Elements of Parsing an ELF Header

by Gene Cooperman
(E-mail: first name in lowercase and "at" ccs.neu.edu)
Copyright (c) 2017, Gene Cooperman
This work may be freely copied and modified as long as
(a) this copyright notice remains, (b) this author is credited, (c) and it is not sold..

The high-level principles of ELF concepts are often omitted, because each group documents only its own piece of the puzzle. This document is intended to "put it all together". Below, we see the ELF format, along with well-commented files to describe the link map, a doubly linked list, where each link points to a different library. This gives rise to the library search order concept used by things like LD_PRELOAD in man ld.so.

Next, recall that man readelf will allow you to learn anything you want about an ELF file on disk. In particular, an ELF ".o" file will include a symbol table and a relocation table. For full details, see ELF_format.pdf, above.

Roughly, a symbol table is a table of symbol and address where the symbol is stored. ELF splits that into a symtab ELF section and a strtab ELF section. The symbols of the symtab appear as an array of structs. The ELF sections, strtab and syment, are used as a table of contents. The strtab contains a sequence of strings separated by traditional null characters. The i-th string will correspond to the i-th entry of syment. The i-th entry of syment contains an index (typically different from i), and that index is an index into symtab, used to find the corresponding symbol.

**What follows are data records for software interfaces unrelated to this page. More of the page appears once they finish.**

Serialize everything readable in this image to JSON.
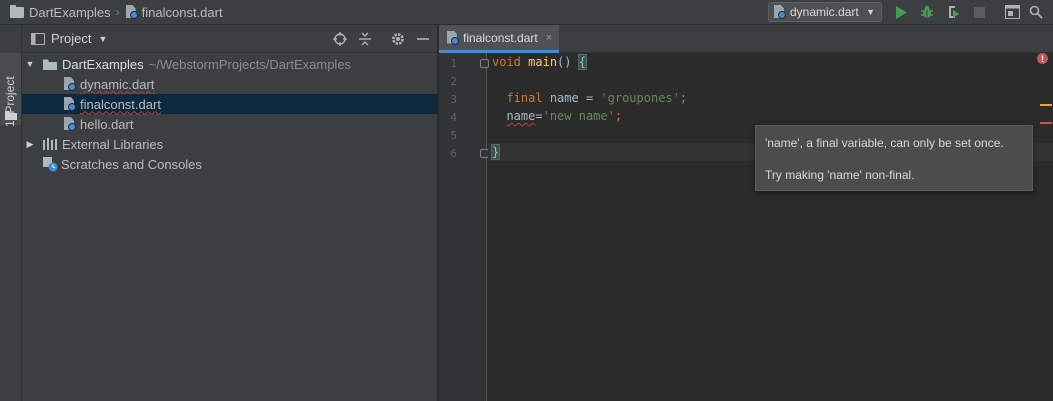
{
  "breadcrumb": {
    "project": "DartExamples",
    "file": "finalconst.dart"
  },
  "run_config": {
    "label": "dynamic.dart"
  },
  "icons": {
    "run": "run-icon",
    "debug": "debug-icon",
    "coverage": "coverage-icon",
    "stop": "stop-icon",
    "project_structure": "project-structure-icon",
    "search_everywhere": "search-icon"
  },
  "colors": {
    "run_green": "#499c54",
    "accent_blue": "#4a88c7",
    "error_red": "#c75450",
    "warning_orange": "#f0a732",
    "selection": "#0d293e"
  },
  "tool_strip": {
    "project_tab": "1: Project"
  },
  "project_panel": {
    "title": "Project",
    "tree": [
      {
        "label": "DartExamples",
        "hint": "~/WebstormProjects/DartExamples",
        "kind": "folder",
        "expanded": true
      },
      {
        "label": "dynamic.dart",
        "kind": "dart"
      },
      {
        "label": "finalconst.dart",
        "kind": "dart",
        "selected": true
      },
      {
        "label": "hello.dart",
        "kind": "dart"
      },
      {
        "label": "External Libraries",
        "kind": "libraries",
        "expanded": false
      },
      {
        "label": "Scratches and Consoles",
        "kind": "scratches"
      }
    ]
  },
  "editor": {
    "tab": {
      "label": "finalconst.dart",
      "close": "×"
    },
    "line_numbers": [
      "1",
      "2",
      "3",
      "4",
      "5",
      "6"
    ],
    "code": {
      "l1_kw": "void",
      "l1_fn": "main",
      "l1_rest": "() ",
      "l1_brace": "{",
      "l3_kw": "final",
      "l3_var": "name",
      "l3_eq": " = ",
      "l3_str": "'groupones'",
      "l3_end": ";",
      "l4_var": "name",
      "l4_eq": "=",
      "l4_str": "'new name'",
      "l4_end": ";",
      "l6_brace": "}"
    },
    "error_badge": "!"
  },
  "tooltip": {
    "line1": "'name', a final variable, can only be set once.",
    "line2": "Try making 'name' non-final."
  }
}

Roughly, a relocation table is an address (for something like the address of a machine instruction such as for "jmp foo"), and the symbol "foo" being used in the instruction. The relocation process consists of looking at each relocation entry, finding the corresponding symbol in the symbol table, and entering the symbol address from the symbol table within the machine instruction at the address specified in the relocation entry. This type of relocation is the essence of static linking.

Next, a statically linked executable will use libraries like libmyfiles.a, which is simply a bunch of ".o" files and nothing more. Note that a ".o" file is a separate compilation unit that was compiled independently of any knowledge of other ".o" files. When we statically link, we use the symbol table and relocation table of each .o file to replace an assembly instruction (in machine language) for something like "jmp foo" with the actual address of foo, inline. This is done at compile/link time.

Similarly, a dynamically linked library, libmyfiles.so is a bunch of ".o" files, but in addition, it contains an ELF header, some program headers after the ELF header (for the memory segments), and some section headers at the end of the file. The ".o" files in libmyfiles.so have also typically been linked together at compile/link time. And if we had declared the symbols as __attribute__((visibility("hidden"))) in the C/C++ code, then these symbols will no longer be visible or linkable from other ".so" files. That's because they will be omitted from the symbol table of this libmyfiles.so file.

Next, comes the hard part. Suppose we want to load the various ".so" files into RAM and even link symbols across these libraries. At this point, you should read Figure 1-1 of the Introduction in ELF_format.pdf.

The segments specified by the program header are loaded into memory by the loader. In addition, some of the section headers are also loaded into memory, and they will be used by the run-time linker to finish linking between ".so" files. The files are loaded by the loader specified in the executable. Try doing
         vi /bin/ls
and you will notice something like the string /lib64/ld-linux-x86-64.so.2. The kernel finds this loader by parsing the ELF header, and the kernel then executes:
         /lib64/ld-linux-x86-64.so.2 /bin/ls
Try executing the above line yourself, and you'll see that it works!

So, this loader works because it loads /bin/ls and the required libraries. Now try executing:
         ldd /bin/ls
You'll see the extra ".so" libraries to be loaded. One of them is a variant of "ld.so". When this is loaded in memory, it becomes the runtime dynamic linker.

Next, if one library makes a call to foo in a different library, then it will actually call a stub function that will call a patch-up routine in the runtime dynamic linker, ld.so. TODO: FINISH THIS, AND THEN THE HIGH-LEVEL VIEW, WITH DYNAMIC TAGS.